My wife and I separated a few months ago and she has now moved out of the home into an apartment. As we were not married and living together for even a full year, we did not have a tremendous amount of “stuff” that we had accumulated during the marriage and the distribution of physical property was relatively simply (knock on wood).

I have three questions that I hope one of the attorneys can help with before/while I pursue a formal separation agreement:

  1. We did not share/combine our finances after we got married and pretty much worked it out so that I would pay the mortgage and all repairs on the house (I bought the house prior to the marriage and have remained the sole owner on the deed) and she would pay the bills and most groceries…all in all, she paid a little over half of what I paid every month. She earns around 10% more than me (50k vs 45k), but has a number of debts that precede our marriage that eat into her monthly income so we decided that if this arrangement would help her pay off some high interest CC debts more rapidly. Given this situation what (if anything) should I realistically expect in terms of her claims against what I perceive as “my property” (i.e. the house).

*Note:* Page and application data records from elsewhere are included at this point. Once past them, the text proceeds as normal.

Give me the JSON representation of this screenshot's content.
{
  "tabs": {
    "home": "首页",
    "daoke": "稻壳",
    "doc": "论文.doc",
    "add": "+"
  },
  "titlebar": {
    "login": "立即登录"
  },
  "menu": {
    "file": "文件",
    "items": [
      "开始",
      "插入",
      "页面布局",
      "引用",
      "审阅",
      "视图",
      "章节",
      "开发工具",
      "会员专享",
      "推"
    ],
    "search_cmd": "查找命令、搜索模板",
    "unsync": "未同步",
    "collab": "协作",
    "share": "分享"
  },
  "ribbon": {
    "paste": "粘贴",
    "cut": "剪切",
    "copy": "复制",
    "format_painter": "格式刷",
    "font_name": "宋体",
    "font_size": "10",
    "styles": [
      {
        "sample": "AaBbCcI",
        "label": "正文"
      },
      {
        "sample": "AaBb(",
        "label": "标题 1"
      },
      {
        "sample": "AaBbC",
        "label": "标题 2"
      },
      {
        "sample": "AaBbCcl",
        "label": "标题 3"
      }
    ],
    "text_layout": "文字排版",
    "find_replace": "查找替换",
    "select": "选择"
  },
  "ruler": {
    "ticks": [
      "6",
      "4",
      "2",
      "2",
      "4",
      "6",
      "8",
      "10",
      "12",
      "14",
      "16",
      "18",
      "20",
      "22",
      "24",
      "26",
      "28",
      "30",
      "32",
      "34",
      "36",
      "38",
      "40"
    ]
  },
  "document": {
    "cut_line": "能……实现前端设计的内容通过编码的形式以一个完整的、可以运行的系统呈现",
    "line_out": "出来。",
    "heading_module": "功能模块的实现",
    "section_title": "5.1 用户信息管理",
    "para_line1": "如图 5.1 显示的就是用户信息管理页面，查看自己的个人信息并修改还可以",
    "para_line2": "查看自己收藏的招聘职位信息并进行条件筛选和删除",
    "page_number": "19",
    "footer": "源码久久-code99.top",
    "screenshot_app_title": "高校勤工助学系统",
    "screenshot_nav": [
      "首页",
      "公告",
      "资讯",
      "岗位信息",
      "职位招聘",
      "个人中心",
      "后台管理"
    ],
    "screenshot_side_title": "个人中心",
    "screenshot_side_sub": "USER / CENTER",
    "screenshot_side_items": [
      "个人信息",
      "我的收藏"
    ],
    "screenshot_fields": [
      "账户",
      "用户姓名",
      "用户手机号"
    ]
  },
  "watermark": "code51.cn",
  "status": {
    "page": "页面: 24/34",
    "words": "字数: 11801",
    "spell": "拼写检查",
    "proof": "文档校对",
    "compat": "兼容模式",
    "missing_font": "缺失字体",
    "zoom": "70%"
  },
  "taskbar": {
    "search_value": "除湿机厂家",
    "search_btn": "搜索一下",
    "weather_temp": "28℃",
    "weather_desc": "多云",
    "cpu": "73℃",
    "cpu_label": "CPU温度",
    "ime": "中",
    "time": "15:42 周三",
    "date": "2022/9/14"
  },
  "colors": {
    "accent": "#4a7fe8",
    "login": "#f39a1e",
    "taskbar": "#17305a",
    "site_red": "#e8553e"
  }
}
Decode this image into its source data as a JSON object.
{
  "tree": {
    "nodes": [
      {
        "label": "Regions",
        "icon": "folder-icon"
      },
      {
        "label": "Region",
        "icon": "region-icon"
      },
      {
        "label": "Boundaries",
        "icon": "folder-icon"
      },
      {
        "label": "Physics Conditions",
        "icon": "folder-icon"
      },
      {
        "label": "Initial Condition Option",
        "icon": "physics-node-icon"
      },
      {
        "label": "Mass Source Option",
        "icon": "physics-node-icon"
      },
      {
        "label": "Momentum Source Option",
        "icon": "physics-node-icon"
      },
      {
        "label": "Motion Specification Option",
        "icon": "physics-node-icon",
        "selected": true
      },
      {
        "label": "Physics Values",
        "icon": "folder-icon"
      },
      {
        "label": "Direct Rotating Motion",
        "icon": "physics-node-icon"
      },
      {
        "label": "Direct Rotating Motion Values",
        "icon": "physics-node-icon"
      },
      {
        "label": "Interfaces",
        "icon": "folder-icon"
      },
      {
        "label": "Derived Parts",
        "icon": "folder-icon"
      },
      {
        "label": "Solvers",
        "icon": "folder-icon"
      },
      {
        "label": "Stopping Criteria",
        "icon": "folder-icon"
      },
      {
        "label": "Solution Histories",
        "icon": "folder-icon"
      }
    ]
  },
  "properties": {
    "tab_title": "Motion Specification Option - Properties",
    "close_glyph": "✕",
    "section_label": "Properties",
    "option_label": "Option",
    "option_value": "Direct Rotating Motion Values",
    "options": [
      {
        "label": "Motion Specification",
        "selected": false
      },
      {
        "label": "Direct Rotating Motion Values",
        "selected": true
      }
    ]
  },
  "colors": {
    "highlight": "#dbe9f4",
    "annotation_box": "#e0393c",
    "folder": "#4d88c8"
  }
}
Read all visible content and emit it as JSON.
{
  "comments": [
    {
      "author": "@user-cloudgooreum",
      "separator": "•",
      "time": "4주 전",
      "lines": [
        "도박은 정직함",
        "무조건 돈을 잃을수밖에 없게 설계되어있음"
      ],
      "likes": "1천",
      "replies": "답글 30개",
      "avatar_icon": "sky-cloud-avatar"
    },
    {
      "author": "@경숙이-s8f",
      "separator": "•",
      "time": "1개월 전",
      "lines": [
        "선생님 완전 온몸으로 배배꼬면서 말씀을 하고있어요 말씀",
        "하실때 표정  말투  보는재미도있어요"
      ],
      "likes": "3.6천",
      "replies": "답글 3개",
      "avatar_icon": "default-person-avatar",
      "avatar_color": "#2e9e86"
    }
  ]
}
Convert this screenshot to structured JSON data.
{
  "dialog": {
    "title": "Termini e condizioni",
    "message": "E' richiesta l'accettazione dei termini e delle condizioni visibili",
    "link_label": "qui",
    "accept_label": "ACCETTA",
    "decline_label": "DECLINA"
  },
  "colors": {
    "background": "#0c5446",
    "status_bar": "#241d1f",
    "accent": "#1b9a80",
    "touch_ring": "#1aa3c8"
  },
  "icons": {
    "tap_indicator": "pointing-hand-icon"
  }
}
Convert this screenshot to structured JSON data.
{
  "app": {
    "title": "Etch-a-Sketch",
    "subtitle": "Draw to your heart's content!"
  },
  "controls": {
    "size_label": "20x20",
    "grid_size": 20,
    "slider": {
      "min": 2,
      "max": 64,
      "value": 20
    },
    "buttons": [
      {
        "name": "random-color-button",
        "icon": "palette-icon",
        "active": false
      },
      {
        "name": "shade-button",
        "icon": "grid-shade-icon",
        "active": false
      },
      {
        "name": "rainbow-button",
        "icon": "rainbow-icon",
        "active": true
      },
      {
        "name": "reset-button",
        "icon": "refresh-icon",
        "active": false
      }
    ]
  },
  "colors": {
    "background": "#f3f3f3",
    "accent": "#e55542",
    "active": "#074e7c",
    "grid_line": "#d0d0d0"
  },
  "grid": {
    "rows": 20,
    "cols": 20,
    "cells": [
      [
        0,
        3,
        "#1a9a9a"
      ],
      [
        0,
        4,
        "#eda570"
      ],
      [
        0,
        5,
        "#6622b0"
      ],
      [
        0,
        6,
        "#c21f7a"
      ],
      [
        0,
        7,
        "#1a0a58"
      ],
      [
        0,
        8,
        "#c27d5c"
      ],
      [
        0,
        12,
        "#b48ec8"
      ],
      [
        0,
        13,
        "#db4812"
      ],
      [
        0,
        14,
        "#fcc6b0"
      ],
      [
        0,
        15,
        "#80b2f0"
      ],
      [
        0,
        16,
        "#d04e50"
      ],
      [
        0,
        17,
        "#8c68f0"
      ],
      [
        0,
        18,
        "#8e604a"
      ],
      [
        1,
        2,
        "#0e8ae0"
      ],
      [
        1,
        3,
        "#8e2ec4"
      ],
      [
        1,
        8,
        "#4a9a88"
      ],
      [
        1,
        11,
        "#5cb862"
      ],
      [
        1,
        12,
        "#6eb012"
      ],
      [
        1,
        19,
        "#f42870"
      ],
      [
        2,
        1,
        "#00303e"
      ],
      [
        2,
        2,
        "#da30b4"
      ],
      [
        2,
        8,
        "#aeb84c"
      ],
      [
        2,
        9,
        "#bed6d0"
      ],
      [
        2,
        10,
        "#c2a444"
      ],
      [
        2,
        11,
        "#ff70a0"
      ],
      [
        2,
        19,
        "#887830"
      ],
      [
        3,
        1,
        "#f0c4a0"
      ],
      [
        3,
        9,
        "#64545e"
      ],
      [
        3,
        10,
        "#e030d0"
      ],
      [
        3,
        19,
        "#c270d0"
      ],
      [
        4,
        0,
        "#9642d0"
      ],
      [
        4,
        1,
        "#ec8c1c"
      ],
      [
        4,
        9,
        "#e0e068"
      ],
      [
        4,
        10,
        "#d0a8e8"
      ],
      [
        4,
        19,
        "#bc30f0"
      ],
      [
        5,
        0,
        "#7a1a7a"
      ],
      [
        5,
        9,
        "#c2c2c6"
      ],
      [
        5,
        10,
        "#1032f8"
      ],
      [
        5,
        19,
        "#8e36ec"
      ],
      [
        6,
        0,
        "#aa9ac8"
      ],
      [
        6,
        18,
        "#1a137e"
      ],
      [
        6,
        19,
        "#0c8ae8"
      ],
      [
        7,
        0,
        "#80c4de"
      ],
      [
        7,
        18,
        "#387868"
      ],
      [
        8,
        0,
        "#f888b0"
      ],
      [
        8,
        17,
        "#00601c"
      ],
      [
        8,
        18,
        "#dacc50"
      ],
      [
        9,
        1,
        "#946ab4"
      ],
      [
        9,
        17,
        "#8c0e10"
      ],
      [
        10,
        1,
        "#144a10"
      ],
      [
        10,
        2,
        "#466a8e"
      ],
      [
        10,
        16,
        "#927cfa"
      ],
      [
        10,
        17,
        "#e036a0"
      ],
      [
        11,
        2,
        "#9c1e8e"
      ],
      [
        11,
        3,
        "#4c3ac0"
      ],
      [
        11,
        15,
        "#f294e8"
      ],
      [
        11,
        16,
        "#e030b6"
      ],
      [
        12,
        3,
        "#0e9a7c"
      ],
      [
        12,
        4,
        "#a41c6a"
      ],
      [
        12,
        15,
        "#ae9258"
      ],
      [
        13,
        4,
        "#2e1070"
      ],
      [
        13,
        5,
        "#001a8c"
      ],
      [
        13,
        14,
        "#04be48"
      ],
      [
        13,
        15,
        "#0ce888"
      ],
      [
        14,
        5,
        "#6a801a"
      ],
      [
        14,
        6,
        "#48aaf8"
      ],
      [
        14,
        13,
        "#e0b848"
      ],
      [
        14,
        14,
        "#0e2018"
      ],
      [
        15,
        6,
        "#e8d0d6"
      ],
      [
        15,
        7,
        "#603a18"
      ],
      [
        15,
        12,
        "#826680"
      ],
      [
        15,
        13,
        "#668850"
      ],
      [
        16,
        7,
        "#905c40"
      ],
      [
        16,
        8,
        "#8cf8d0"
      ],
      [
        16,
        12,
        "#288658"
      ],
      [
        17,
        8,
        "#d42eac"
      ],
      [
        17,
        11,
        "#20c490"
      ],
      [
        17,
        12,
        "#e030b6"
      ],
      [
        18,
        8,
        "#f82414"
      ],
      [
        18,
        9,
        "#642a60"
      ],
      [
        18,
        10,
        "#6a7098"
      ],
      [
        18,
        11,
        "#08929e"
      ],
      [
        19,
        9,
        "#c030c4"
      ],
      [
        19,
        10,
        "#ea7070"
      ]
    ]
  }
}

2)Now that she has moved out and into a new apartment she has indicated that she would like for me to pay part (half) of the expenses related to setting up her new place. Although I want to be a decent guy about this the fact of the matter is that I am living in a pretty empty house myself and don’t feel like it should be my responsibility to help her furnish a new place just because things between us did not work out. I paid her security deposit on her new place already and do not want to continue setting a precedent for supporting her when frankly she out earns me and I am in a similar financial situation.

  1. This one may be a bit more tricky. As I mentioned above my wife had a substantial amount of debt when we were married (accrued prior to us meeting). We have never had joint accounts (no bank accounts, dual-signer auto loans or CC loans) but I do believe that she has continued to increase her overall level of debt on existing and perhaps new credit lines since we became married. So, three questions come to mind: a) am I at all liable for the debt that she incurred prior to our marriage b) am I liable for the debt that she accrued without my knowledge during the marriage (again, I have never been a cosigner) and c) if the answer to B is “yes” what are my continuing liabilities during the separation but prior to the divorce.

Thanks for any help you can provide.